Transplanting is a significant milestone in your seedlings’ journey, akin to stepping into a new chapter of life. With the right timing and gentle techniques, you ensure this transition is a positive experience for your young plants. Your care and attention during transplanting set the stage for their continued growth and becoming robust plants.

Troubleshooting Common Seedling Care Problems

Leggy Seedlings

Your seedlings may be leggy if tall and spindly with weak stems. Seedlings reach inadequate light sources to get more sunlight. Provide brighter light by placing seedlings beneath a bright grow lamp or near a sunny window. Keep the light source a few inches above seedlings to avoid straining. If you observe legginess early, gently brush your palm over the seedlings a few times a day to simulate wind, which can strengthen the stem.

Pests and diseases

Proactive measures can help seedlings overcome pests and diseases. Remove clutter and clean your growing area. Sanitize containers, use a sterile seed-starting mix and rotate crops to avoid sickness. Use neem oil or insecticidal soap for pests and copper-based fungicides for fungi. To detect concerns early and promote healthy growth, check seedlings often.

Damping Off

Damping off is a common issue that affects plants, especially tomato seeds, during their early stages of growth. It’s a fungal disease that occurs in moist and cool conditions. Damping off can cause the young seedlings to become weak and eventually collapse at the soil level. To prevent damping off, ensure proper ventilation and consistently moist soil. Use well-draining soil and sterile containers to start your seeds. If you notice any signs of damping off, such as wilting or discoloration, remove the affected seedlings to prevent the spread of the disease. Maintaining proper humidity, sanitation, and care can reduce the risk of damping off and help your tomato seedlings thrive.


In conclusion, raising seedlings is a rewarding experience. These delicate shoots depend on us to regulate their environment and protect them from stressors, so we must be alert. Stay aware of your seedlings’ needs as they grow toward the sun. The delicate dance from seed to solid plant is your responsibility as a gardener: protector and guide.

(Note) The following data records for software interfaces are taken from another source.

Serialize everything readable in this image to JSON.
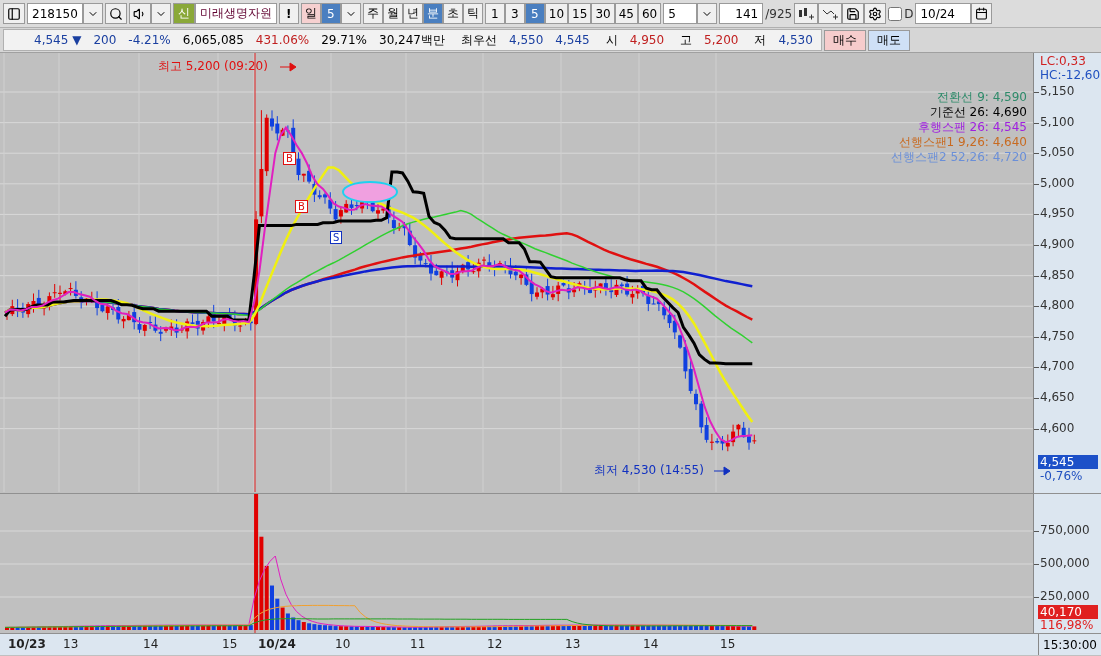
{
  "toolbar": {
    "code": "218150",
    "badge": "신",
    "name": "미래생명자원",
    "alert": "!",
    "period": {
      "label": "일",
      "value": "5"
    },
    "units": [
      {
        "label": "주",
        "selected": false
      },
      {
        "label": "월",
        "selected": false
      },
      {
        "label": "년",
        "selected": false
      },
      {
        "label": "분",
        "selected": true
      },
      {
        "label": "초",
        "selected": false
      },
      {
        "label": "틱",
        "selected": false
      }
    ],
    "minutes": [
      {
        "label": "1",
        "selected": false
      },
      {
        "label": "3",
        "selected": false
      },
      {
        "label": "5",
        "selected": true
      },
      {
        "label": "10",
        "selected": false
      },
      {
        "label": "15",
        "selected": false
      },
      {
        "label": "30",
        "selected": false
      },
      {
        "label": "45",
        "selected": false
      },
      {
        "label": "60",
        "selected": false
      }
    ],
    "interval": "5",
    "count": "141",
    "total": "/925",
    "d_option": {
      "label": "D",
      "checked": false
    },
    "date": "10/24"
  },
  "quote": [
    {
      "text": "4,545",
      "arrow": "▼",
      "color": "#1a3fa0"
    },
    {
      "text": "200",
      "color": "#1a3fa0"
    },
    {
      "text": "-4.21%",
      "color": "#1a3fa0"
    },
    {
      "text": "6,065,085",
      "color": "#000000"
    },
    {
      "text": "431.06%",
      "color": "#c02020"
    },
    {
      "text": "29.71%",
      "color": "#000000"
    },
    {
      "text": "30,247백만",
      "color": "#000000"
    },
    {
      "text": "최우선",
      "kind": "label"
    },
    {
      "text": "4,550",
      "color": "#1a3fa0"
    },
    {
      "text": "4,545",
      "color": "#1a3fa0"
    },
    {
      "text": "시",
      "kind": "label"
    },
    {
      "text": "4,950",
      "color": "#c02020"
    },
    {
      "text": "고",
      "kind": "label"
    },
    {
      "text": "5,200",
      "color": "#c02020"
    },
    {
      "text": "저",
      "kind": "label"
    },
    {
      "text": "4,530",
      "color": "#1a3fa0"
    }
  ],
  "order_buttons": [
    {
      "label": "매수",
      "kind": "buy"
    },
    {
      "label": "매도",
      "kind": "sell"
    }
  ],
  "chart": {
    "lc": "LC:0,33",
    "hc": "HC:-12,60",
    "legend": [
      {
        "text": "전환선 9: 4,590",
        "color": "#2e8b6a"
      },
      {
        "text": "기준선 26: 4,690",
        "color": "#000000"
      },
      {
        "text": "후행스팬 26: 4,545",
        "color": "#a020e0"
      },
      {
        "text": "선행스팬1 9,26: 4,640",
        "color": "#c86a20"
      },
      {
        "text": "선행스팬2 52,26: 4,720",
        "color": "#6a8fd8"
      }
    ],
    "high_note": "최고 5,200 (09:20)",
    "low_note": "최저 4,530 (14:55)",
    "signals": [
      {
        "label": "B",
        "kind": "buy"
      },
      {
        "label": "B",
        "kind": "buy"
      },
      {
        "label": "S",
        "kind": "sell"
      }
    ],
    "price_ticks": [
      "5,150",
      "5,100",
      "5,050",
      "5,000",
      "4,950",
      "4,900",
      "4,850",
      "4,800",
      "4,750",
      "4,700",
      "4,650",
      "4,600"
    ],
    "price_tag": "4,545",
    "price_change": "-0,76%",
    "volume_ticks": [
      "750,000",
      "500,000",
      "250,000"
    ],
    "volume_tag": "40,170",
    "volume_ratio": "116,98%",
    "x_labels": [
      {
        "text": "10/23",
        "day": true
      },
      {
        "text": "13",
        "day": false
      },
      {
        "text": "14",
        "day": false
      },
      {
        "text": "15",
        "day": false
      },
      {
        "text": "10/24",
        "day": true
      },
      {
        "text": "10",
        "day": false
      },
      {
        "text": "11",
        "day": false
      },
      {
        "text": "12",
        "day": false
      },
      {
        "text": "13",
        "day": false
      },
      {
        "text": "14",
        "day": false
      },
      {
        "text": "15",
        "day": false
      }
    ],
    "time": "15:30:00"
  }
}
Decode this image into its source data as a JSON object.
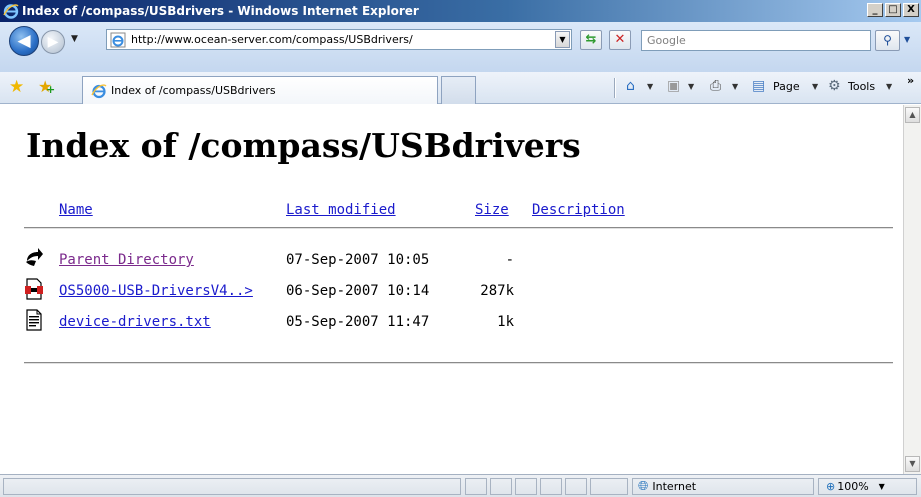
{
  "window": {
    "title": "Index of /compass/USBdrivers - Windows Internet Explorer",
    "minimize": "_",
    "maximize": "□",
    "close": "X"
  },
  "nav": {
    "url": "http://www.ocean-server.com/compass/USBdrivers/",
    "search_placeholder": "Google"
  },
  "tabs": [
    {
      "label": "Index of /compass/USBdrivers"
    }
  ],
  "commands": {
    "page": "Page",
    "tools": "Tools",
    "overflow": "»"
  },
  "page": {
    "heading": "Index of /compass/USBdrivers",
    "columns": {
      "name": "Name",
      "last_modified": "Last modified",
      "size": "Size",
      "description": "Description"
    },
    "rows": [
      {
        "name": "Parent Directory",
        "date": "07-Sep-2007 10:05",
        "size": "-",
        "icon": "parent-directory-icon",
        "visited": true
      },
      {
        "name": "OS5000-USB-DriversV4..>",
        "date": "06-Sep-2007 10:14",
        "size": "287k",
        "icon": "archive-file-icon",
        "visited": false
      },
      {
        "name": "device-drivers.txt",
        "date": "05-Sep-2007 11:47",
        "size": "1k",
        "icon": "text-file-icon",
        "visited": false
      }
    ]
  },
  "status": {
    "zone": "Internet",
    "zoom": "100%"
  },
  "colors": {
    "link": "#1a1acc",
    "visited_link": "#7b2a8c",
    "title_bar": "#0a246a"
  }
}
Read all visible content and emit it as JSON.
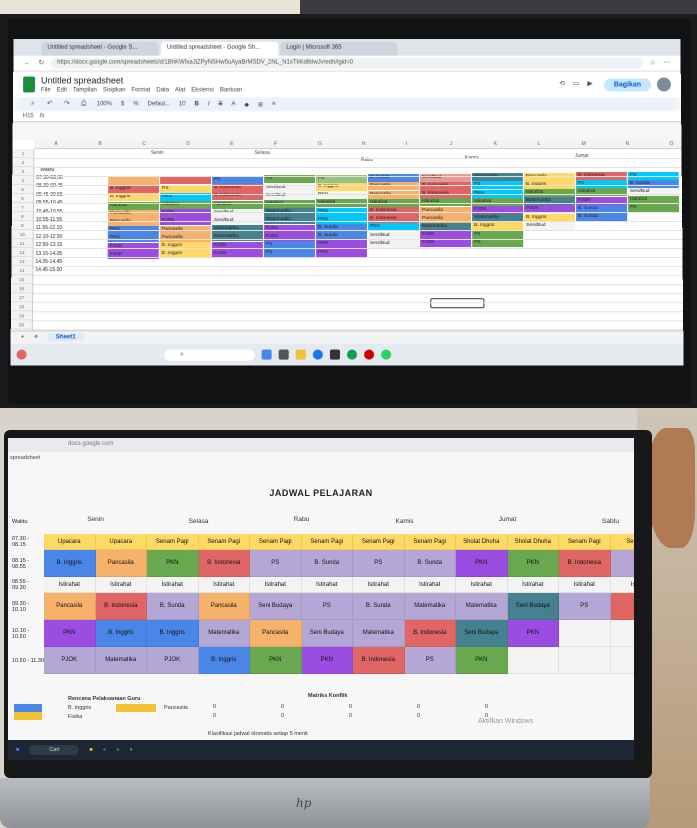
{
  "browser": {
    "tabs": [
      "Untitled spreadsheet - Google S...",
      "Untitled spreadsheet - Google Sh...",
      "Login | Microsoft 365"
    ],
    "url": "https://docs.google.com/spreadsheets/d/1BhKWIxaJlZPyNSHw5uAyaBrMSDV_2NL_N1xTkKd6tIwJv/edit#gid=0"
  },
  "sheet": {
    "title": "Untitled spreadsheet",
    "menus": [
      "File",
      "Edit",
      "Tampilan",
      "Sisipkan",
      "Format",
      "Data",
      "Alat",
      "Ekstensi",
      "Bantuan"
    ],
    "share_label": "Bagikan",
    "zoom": "100%",
    "font": "Defaul...",
    "font_size": "10",
    "cell_ref": "H15",
    "sheet_tab": "Sheet1",
    "col_letters": [
      "A",
      "B",
      "C",
      "D",
      "E",
      "F",
      "G",
      "H",
      "I",
      "J",
      "K",
      "L",
      "M",
      "N",
      "O"
    ],
    "days": [
      "Senin",
      "Selasa",
      "Rabu",
      "Kamis",
      "Jumat"
    ],
    "waktu_label": "Waktu",
    "times": [
      "07.30-08.30",
      "08.30-09.45",
      "09.45-09.55",
      "09.55-10.45",
      "10.45-10.55",
      "10.55-11.55",
      "11.55-12.10",
      "12.10-12.50",
      "12.50-13.15",
      "13.15-14.05",
      "14.05-14.45",
      "14.45-15.00"
    ],
    "row_numbers": [
      "1",
      "2",
      "3",
      "4",
      "5",
      "6",
      "7",
      "8",
      "9",
      "10",
      "11",
      "12",
      "13",
      "14",
      "15",
      "16",
      "17",
      "18",
      "19",
      "20"
    ],
    "cells": [
      {
        "r": 0,
        "c": 0,
        "t": "",
        "k": "orange"
      },
      {
        "r": 0,
        "c": 1,
        "t": "",
        "k": "red"
      },
      {
        "r": 0,
        "c": 2,
        "t": "PS",
        "k": "blue"
      },
      {
        "r": 0,
        "c": 3,
        "t": "PS",
        "k": "green"
      },
      {
        "r": 0,
        "c": 4,
        "t": "PS",
        "k": "lime"
      },
      {
        "r": 0,
        "c": 5,
        "t": "B. Sunda",
        "k": "blue"
      },
      {
        "r": 0,
        "c": 6,
        "t": "Seni/Bud",
        "k": "pink"
      },
      {
        "r": 0,
        "c": 7,
        "t": "Matematika",
        "k": "teal"
      },
      {
        "r": 0,
        "c": 8,
        "t": "Pancasila",
        "k": "yellow"
      },
      {
        "r": 0,
        "c": 9,
        "t": "B. Indonesia",
        "k": "red"
      },
      {
        "r": 0,
        "c": 10,
        "t": "PS",
        "k": "cyan"
      },
      {
        "r": 1,
        "c": 0,
        "t": "B. Inggris",
        "k": "red"
      },
      {
        "r": 1,
        "c": 1,
        "t": "PS",
        "k": "yellow"
      },
      {
        "r": 1,
        "c": 2,
        "t": "B. Indonesia",
        "k": "red"
      },
      {
        "r": 1,
        "c": 3,
        "t": "Seni/Bud",
        "k": "white"
      },
      {
        "r": 1,
        "c": 4,
        "t": "B. Inggris",
        "k": "yellow"
      },
      {
        "r": 1,
        "c": 5,
        "t": "Pancasila",
        "k": "orange"
      },
      {
        "r": 1,
        "c": 6,
        "t": "B. Indonesia",
        "k": "red"
      },
      {
        "r": 1,
        "c": 7,
        "t": "PS",
        "k": "cyan"
      },
      {
        "r": 1,
        "c": 8,
        "t": "B. Inggris",
        "k": "yellow"
      },
      {
        "r": 1,
        "c": 9,
        "t": "PS",
        "k": "cyan"
      },
      {
        "r": 1,
        "c": 10,
        "t": "B. Sunda",
        "k": "blue"
      },
      {
        "r": 2,
        "c": 0,
        "t": "B. Inggris",
        "k": "yellow"
      },
      {
        "r": 2,
        "c": 1,
        "t": "PKN",
        "k": "cyan"
      },
      {
        "r": 2,
        "c": 2,
        "t": "B. Indonesia",
        "k": "red"
      },
      {
        "r": 2,
        "c": 3,
        "t": "Seni/Bud",
        "k": "white"
      },
      {
        "r": 2,
        "c": 4,
        "t": "PKN",
        "k": "white"
      },
      {
        "r": 2,
        "c": 5,
        "t": "Pancasila",
        "k": "orange"
      },
      {
        "r": 2,
        "c": 6,
        "t": "B. Indonesia",
        "k": "red"
      },
      {
        "r": 2,
        "c": 7,
        "t": "PKN",
        "k": "cyan"
      },
      {
        "r": 2,
        "c": 8,
        "t": "Istirahat",
        "k": "green"
      },
      {
        "r": 2,
        "c": 9,
        "t": "Istirahat",
        "k": "green"
      },
      {
        "r": 2,
        "c": 10,
        "t": "Seni/Bud",
        "k": "white"
      },
      {
        "r": 3,
        "c": 0,
        "t": "Istirahat",
        "k": "green"
      },
      {
        "r": 3,
        "c": 1,
        "t": "Istirahat",
        "k": "green"
      },
      {
        "r": 3,
        "c": 2,
        "t": "Istirahat",
        "k": "green"
      },
      {
        "r": 3,
        "c": 3,
        "t": "Istirahat",
        "k": "green"
      },
      {
        "r": 3,
        "c": 4,
        "t": "Istirahat",
        "k": "green"
      },
      {
        "r": 3,
        "c": 5,
        "t": "Istirahat",
        "k": "green"
      },
      {
        "r": 3,
        "c": 6,
        "t": "Istirahat",
        "k": "green"
      },
      {
        "r": 3,
        "c": 7,
        "t": "Istirahat",
        "k": "green"
      },
      {
        "r": 3,
        "c": 8,
        "t": "Matematika",
        "k": "teal"
      },
      {
        "r": 3,
        "c": 9,
        "t": "PJOK",
        "k": "purple"
      },
      {
        "r": 3,
        "c": 10,
        "t": "Istirahat",
        "k": "green"
      },
      {
        "r": 4,
        "c": 0,
        "t": "Pancasila",
        "k": "orange"
      },
      {
        "r": 4,
        "c": 1,
        "t": "PJOK",
        "k": "purple"
      },
      {
        "r": 4,
        "c": 2,
        "t": "Seni/Bud",
        "k": "white"
      },
      {
        "r": 4,
        "c": 3,
        "t": "Matematika",
        "k": "teal"
      },
      {
        "r": 4,
        "c": 4,
        "t": "PKN",
        "k": "cyan"
      },
      {
        "r": 4,
        "c": 5,
        "t": "B. Indonesia",
        "k": "red"
      },
      {
        "r": 4,
        "c": 6,
        "t": "Pancasila",
        "k": "orange"
      },
      {
        "r": 4,
        "c": 7,
        "t": "PJOK",
        "k": "purple"
      },
      {
        "r": 4,
        "c": 8,
        "t": "PJOK",
        "k": "purple"
      },
      {
        "r": 4,
        "c": 9,
        "t": "B. Sunda",
        "k": "blue"
      },
      {
        "r": 4,
        "c": 10,
        "t": "PS",
        "k": "green"
      },
      {
        "r": 5,
        "c": 0,
        "t": "Pancasila",
        "k": "orange"
      },
      {
        "r": 5,
        "c": 1,
        "t": "PJOK",
        "k": "purple"
      },
      {
        "r": 5,
        "c": 2,
        "t": "Seni/Bud",
        "k": "white"
      },
      {
        "r": 5,
        "c": 3,
        "t": "Matematika",
        "k": "teal"
      },
      {
        "r": 5,
        "c": 4,
        "t": "PKN",
        "k": "cyan"
      },
      {
        "r": 5,
        "c": 5,
        "t": "B. Indonesia",
        "k": "red"
      },
      {
        "r": 5,
        "c": 6,
        "t": "Pancasila",
        "k": "orange"
      },
      {
        "r": 5,
        "c": 7,
        "t": "Matematika",
        "k": "teal"
      },
      {
        "r": 5,
        "c": 8,
        "t": "B. Inggris",
        "k": "yellow"
      },
      {
        "r": 5,
        "c": 9,
        "t": "B. Sunda",
        "k": "blue"
      },
      {
        "r": 6,
        "c": 0,
        "t": "PKN",
        "k": "blue"
      },
      {
        "r": 6,
        "c": 1,
        "t": "Pancasila",
        "k": "orange"
      },
      {
        "r": 6,
        "c": 2,
        "t": "Matematika",
        "k": "teal"
      },
      {
        "r": 6,
        "c": 3,
        "t": "PJOK",
        "k": "purple"
      },
      {
        "r": 6,
        "c": 4,
        "t": "B. Sunda",
        "k": "blue"
      },
      {
        "r": 6,
        "c": 5,
        "t": "PKN",
        "k": "cyan"
      },
      {
        "r": 6,
        "c": 6,
        "t": "Matematika",
        "k": "teal"
      },
      {
        "r": 6,
        "c": 7,
        "t": "B. Inggris",
        "k": "yellow"
      },
      {
        "r": 6,
        "c": 8,
        "t": "Seni/Bud",
        "k": "white"
      },
      {
        "r": 7,
        "c": 0,
        "t": "PKN",
        "k": "blue"
      },
      {
        "r": 7,
        "c": 1,
        "t": "Pancasila",
        "k": "orange"
      },
      {
        "r": 7,
        "c": 2,
        "t": "Matematika",
        "k": "teal"
      },
      {
        "r": 7,
        "c": 3,
        "t": "PJOK",
        "k": "purple"
      },
      {
        "r": 7,
        "c": 4,
        "t": "B. Sunda",
        "k": "blue"
      },
      {
        "r": 7,
        "c": 5,
        "t": "Seni/Bud",
        "k": "white"
      },
      {
        "r": 7,
        "c": 6,
        "t": "PJOK",
        "k": "purple"
      },
      {
        "r": 7,
        "c": 7,
        "t": "PS",
        "k": "green"
      },
      {
        "r": 8,
        "c": 0,
        "t": "PJOK",
        "k": "purple"
      },
      {
        "r": 8,
        "c": 1,
        "t": "B. Inggris",
        "k": "yellow"
      },
      {
        "r": 8,
        "c": 2,
        "t": "PJOK",
        "k": "purple"
      },
      {
        "r": 8,
        "c": 3,
        "t": "PS",
        "k": "blue"
      },
      {
        "r": 8,
        "c": 4,
        "t": "PKN",
        "k": "purple"
      },
      {
        "r": 8,
        "c": 5,
        "t": "Seni/Bud",
        "k": "white"
      },
      {
        "r": 8,
        "c": 6,
        "t": "PJOK",
        "k": "purple"
      },
      {
        "r": 8,
        "c": 7,
        "t": "PS",
        "k": "green"
      },
      {
        "r": 9,
        "c": 0,
        "t": "PJOK",
        "k": "purple"
      },
      {
        "r": 9,
        "c": 1,
        "t": "B. Inggris",
        "k": "yellow"
      },
      {
        "r": 9,
        "c": 2,
        "t": "PJOK",
        "k": "purple"
      },
      {
        "r": 9,
        "c": 3,
        "t": "PS",
        "k": "blue"
      },
      {
        "r": 9,
        "c": 4,
        "t": "PKN",
        "k": "purple"
      }
    ]
  },
  "laptop": {
    "url": "docs.google.com",
    "doc_title": "spreadsheet",
    "heading": "JADWAL PELAJARAN",
    "days": [
      "Senin",
      "Selasa",
      "Rabu",
      "Kamis",
      "Jumat",
      "Sabtu"
    ],
    "waktu_label": "Waktu",
    "rows": [
      {
        "time": "07.30 - 08.15",
        "cells": [
          [
            "Upacara",
            "yellow"
          ],
          [
            "Upacara",
            "yellow"
          ],
          [
            "Senam Pagi",
            "yellow"
          ],
          [
            "Senam Pagi",
            "yellow"
          ],
          [
            "Senam Pagi",
            "yellow"
          ],
          [
            "Senam Pagi",
            "yellow"
          ],
          [
            "Senam Pagi",
            "yellow"
          ],
          [
            "Senam Pagi",
            "yellow"
          ],
          [
            "Sholat Dhuha",
            "yellow"
          ],
          [
            "Sholat Dhuha",
            "yellow"
          ],
          [
            "Senam Pagi",
            "yellow"
          ],
          [
            "Senam",
            "yellow"
          ]
        ]
      },
      {
        "time": "08.15 - 08.55",
        "cells": [
          [
            "B. Inggris",
            "blue"
          ],
          [
            "Pancasila",
            "orange"
          ],
          [
            "PKN",
            "green"
          ],
          [
            "B. Indonesia",
            "red"
          ],
          [
            "PS",
            "lavender"
          ],
          [
            "B. Sunda",
            "lavender"
          ],
          [
            "PS",
            "lavender"
          ],
          [
            "B. Sunda",
            "lavender"
          ],
          [
            "PKN",
            "purple"
          ],
          [
            "PKN",
            "green"
          ],
          [
            "B. Indonesia",
            "red"
          ],
          [
            "",
            "lavender"
          ]
        ]
      },
      {
        "time": "08.55 - 09.30",
        "cells": [
          [
            "Istirahat",
            "white"
          ],
          [
            "Istirahat",
            "white"
          ],
          [
            "Istirahat",
            "white"
          ],
          [
            "Istirahat",
            "white"
          ],
          [
            "Istirahat",
            "white"
          ],
          [
            "Istirahat",
            "white"
          ],
          [
            "Istirahat",
            "white"
          ],
          [
            "Istirahat",
            "white"
          ],
          [
            "Istirahat",
            "white"
          ],
          [
            "Istirahat",
            "white"
          ],
          [
            "Istirahat",
            "white"
          ],
          [
            "Istir",
            "white"
          ]
        ]
      },
      {
        "time": "09.30 - 10.10",
        "cells": [
          [
            "Pancasila",
            "orange"
          ],
          [
            "B. Indonesia",
            "red"
          ],
          [
            "B. Sunda",
            "lavender"
          ],
          [
            "Pancasila",
            "orange"
          ],
          [
            "Seni Budaya",
            "lavender"
          ],
          [
            "PS",
            "lavender"
          ],
          [
            "B. Sunda",
            "lavender"
          ],
          [
            "Matematika",
            "lavender"
          ],
          [
            "Matematika",
            "lavender"
          ],
          [
            "Seni Budaya",
            "teal"
          ],
          [
            "PS",
            "lavender"
          ],
          [
            "",
            "red"
          ]
        ]
      },
      {
        "time": "10.10 - 10.50",
        "cells": [
          [
            "PKN",
            "purple"
          ],
          [
            "B. Inggris",
            "blue"
          ],
          [
            "B. Inggris",
            "blue"
          ],
          [
            "Matematika",
            "lavender"
          ],
          [
            "Pancasila",
            "orange"
          ],
          [
            "Seni Budaya",
            "lavender"
          ],
          [
            "Matematika",
            "lavender"
          ],
          [
            "B. Indonesia",
            "red"
          ],
          [
            "Seni Budaya",
            "teal"
          ],
          [
            "PKN",
            "purple"
          ],
          [
            "",
            "white"
          ],
          [
            "",
            "white"
          ]
        ]
      },
      {
        "time": "10.50 - 11.30",
        "cells": [
          [
            "PJOK",
            "lavender"
          ],
          [
            "Matematika",
            "lavender"
          ],
          [
            "PJOK",
            "lavender"
          ],
          [
            "B. Inggris",
            "blue"
          ],
          [
            "PKN",
            "green"
          ],
          [
            "PKN",
            "purple"
          ],
          [
            "B. Indonesia",
            "red"
          ],
          [
            "PS",
            "lavender"
          ],
          [
            "PKN",
            "green"
          ],
          [
            "",
            "white"
          ],
          [
            "",
            "white"
          ],
          [
            "",
            "white"
          ]
        ]
      }
    ],
    "legend_title": "Rencana Pelaksanaan Guru",
    "legend_items": [
      "B. Inggris",
      "Pancasila",
      "Fisika"
    ],
    "matrix_title": "Matriks Konflik",
    "matrix_rows": [
      [
        "0",
        "0",
        "0",
        "0",
        "0"
      ],
      [
        "0",
        "0",
        "0",
        "0",
        "0"
      ]
    ],
    "footer_text": "Klasifikasi jadwal otomatis setiap 5 menit",
    "search": "Cari",
    "activate": "Aktifkan Windows"
  },
  "colors": {
    "orange": "#f6b26b",
    "red": "#e06666",
    "blue": "#4a86e8",
    "green": "#6aa84f",
    "lime": "#93c47d",
    "teal": "#45818e",
    "yellow": "#ffd966",
    "cyan": "#00c8ff",
    "purple": "#9a4de0",
    "pink": "#ea9999",
    "white": "#f3f3f3",
    "lavender": "#b4a7d6"
  }
}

Take this article about how to take care of seedlings to guide you as you journey to your dream garden. Remember that growing seedlings require patience, dedication, and learning. Your labor and love for the plant kingdom’s beauty will pay you as those tiny cotyledons grow into strong stems and rich leaves.

Let your hands get filthy, your heart connect with growth, and your mind expands with new information. Seedling care is a gateway to a world of wonder that fills the soul and soil. Happy gardening!


When should I start fertilizing my seedlings? Using a balanced, water-soluble fertilizer, begin fertilizing your seedlings a few weeks after germination.

How can I prevent damping-off disease in my seedlings? Avoid overwatering, use a sterile growing medium to prevent damping-off disease, and provide good air circulation.

Can I use regular indoor lights for growing seedlings? While regular indoor lights can work to some extent, full-spectrum grow lights are more effective in providing the right light spectrum for seedling growth.

What is the best way to acclimate seedlings to outdoor conditions? Gradually acclimate seedlings outdoors for increasing periods each day over a week.

Should I remove the bottom leaves of my seedlings before transplanting? Removing the bottom leaves can promote better air circulation and prevent disease risk when transplanting seedlings.